One of the highlights for me for attending Al Jazeera’s annual journalism conference in Qatar in March of last year was meeting Dave Marash. Marash is a veteran journalist who shocked many in the US journalism community by becoming the anchor – and defacto spokesman in America – for Al Jazeera English.
Now Marash has surprised journalism-watchers around the world with his decision to leave AJE. Columbia Journalism Review talks with him about his decision. It’s worth reading the entire interview, because it’s far too easy just to take away the (true, but incomplete) conclusion that Marash is leaving the network because he feels they cover the US poorly. What’s happened is a bit more complex.
When founded, the idea behind AJE was that there would be four independent bureaus – Doha, London, Washington and Kuala Lumpur. Each would have a great deal of editorial independence and would decide what to cover and how. In the past few months, news direction for the network has come more from Doha, and coverage of the US has suffered, Marash argues – he points to a piece of particularly weak reporting on poverty in the US that was conducted solely by a Doha team, with no US cooperation, which was an exposé of the remarkable fact that there are poor people in the US.
Marash theorizes that shift in reporting may be a reflection of larger geopolitical realities. He points to a rapporachment between the Qataris and the Saudis, caused by Dick Cheney’s visit to the region to drum up support for possible war against Iran. In typical Bush administration fashion, the visit managed instead to produce more solidarity between Arab nations and help them transcend traditional tensions, coming together to resist US pressure to reject Hamas and isolate Iran. This shift helped change Al Jazeera English, Marash argues:
I’m suggesting that around that time, a decision was made at the highest levels of [Al Jazeera] that simply following the American political leadership and the American political ideal of global, universalist values carried out in an absolutely pure, multipolar, First Amendment global conversation, was no longer the safest or smartest course, and that it was time, in fact, to get right with the region. And I think part of getting right with the region was slightly changing the editorial ambition of Al Jazeera English, and I think it has subsequently become a more narrowly focused, more univocal channel than was originally conceived.

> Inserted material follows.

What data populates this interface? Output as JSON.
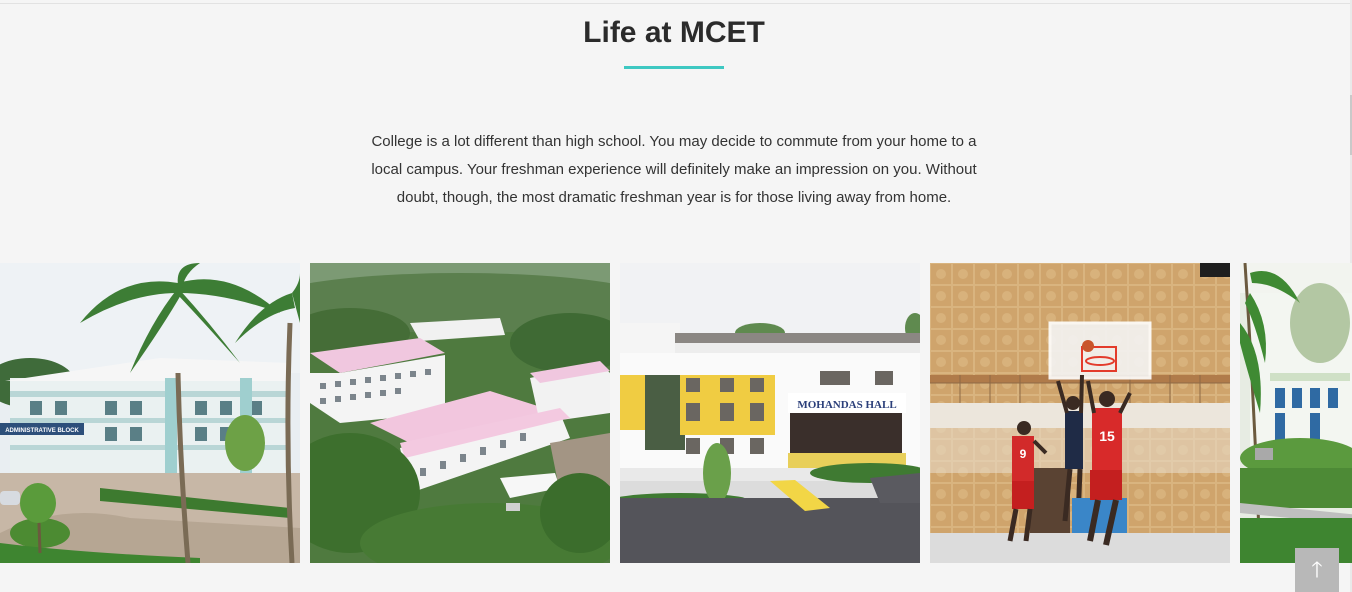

There are still two very good reasons to watch this channel, Marash argues. One is that the channel continues to provide unparalleled coverage of events in the developing world, especially in Africa and Latin America. (Indeed, AJE’s Africa coverage is a must-read. And if Mugabe had been hoping that having an AJE bureau in Harare meant hands-off coverage, he made a mistake.) The second is that it’s important to see an Arab perspective on American events, even when that perspective is unfair, biased and distasteful:
We need to know, for example, in America, how angry the rest of the world is at Americans. Our own news media tend to shelter us from this very unpleasant news. So if you watched and every piece seemed tendentious and pissed you off, and I don’t think that would be the case, but even if worst case the channel turned shrill and shallow, you would still want to watch them on the principle that millions—tens of millions—of people watch them every day and you need to know what’s going on in their brains.
Marash gets a lot of points in my book both for recognizing what’s wrong with the coverage and praising what’s right. I wish he could have stayed and helped fix matters, but he deserves a great deal of credit for being open and honest about his read on the situation and his emotions.